Pierre Constant – the adventurer extraordinaire and author of “Marine Life of the Galapagos” wasn’t very lucky, though it worked out just great for me and my husband. The Ecuadorian government didn’t approve his ambitious route around the Galapagos and several people dropped out of his expedition, leaving just enough room for wide-eyed us to jump on the opportunity to sail around the islands in a hundred year old ketch Sulidae whose black masts towered over every other vessel around making them look like cheap bathtub toys.
The Galapagos is a string of volcanic islands formed by eruptions that started millions of years ago at the intersections of a seemingly simple underwater grid and continue to this days. Every morning Sulidae brought us to a beach of a different color – green, black, red, one more surreal than the other with cold swirls of magma. Pretty much every inch of land here is covered with fascinating wildlife or peculiar plants that are uniquely adapted to their environment. The islands are a biologist’s dream going all the way back to Darwin. Animals here have nothing to fear and they don’t. Mother frigate set calm and proud even as my camera lens hung not but half an inch from her fuzzy chick, and curious baby sea lions waddled right up and tickled my feet with their whiskers sniffing my sandals. Giant tortoises roam meadows and pastures like prehistoric tanks, annoying farmers that have enough of their own island drama.
But not only there is an amazing diversity of life on the land, the cold waters around the islands hide its own treasures. Diving here is challenging with strong, freezing currents, but worth it. White-tip, black-tip, reef sharks and every imaginable ray magnificently glide through the blue and don’t hesitate to come close, again, unafraid. Only the hammerhead sharks I saw from a distance â€“ a whole school blackened the sky above us, as we descended to thirty meters, only to break apart and let us watch in awe their slim silhouette in golden rays of sunlight.

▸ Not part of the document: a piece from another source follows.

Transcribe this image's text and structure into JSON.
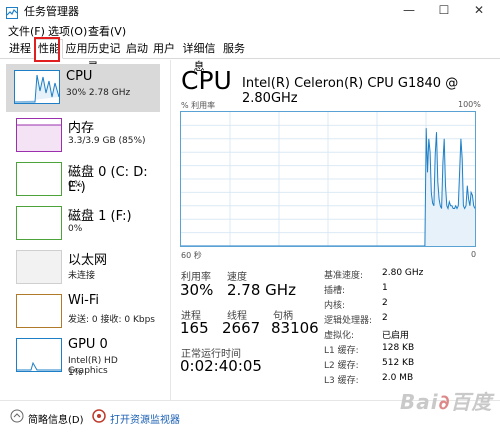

Many believe that you have to be extraordinarily rich to see such beauty with your own eyes. I say, from experience, you don’t. The most rewarding and amazing adventures happen when one throws all cautions to the wind and is free to make their own adventure, overcoming and triumphing over every possible obstacle and difficulty as they arise. Luck comes to those who are not afraid to live life without it.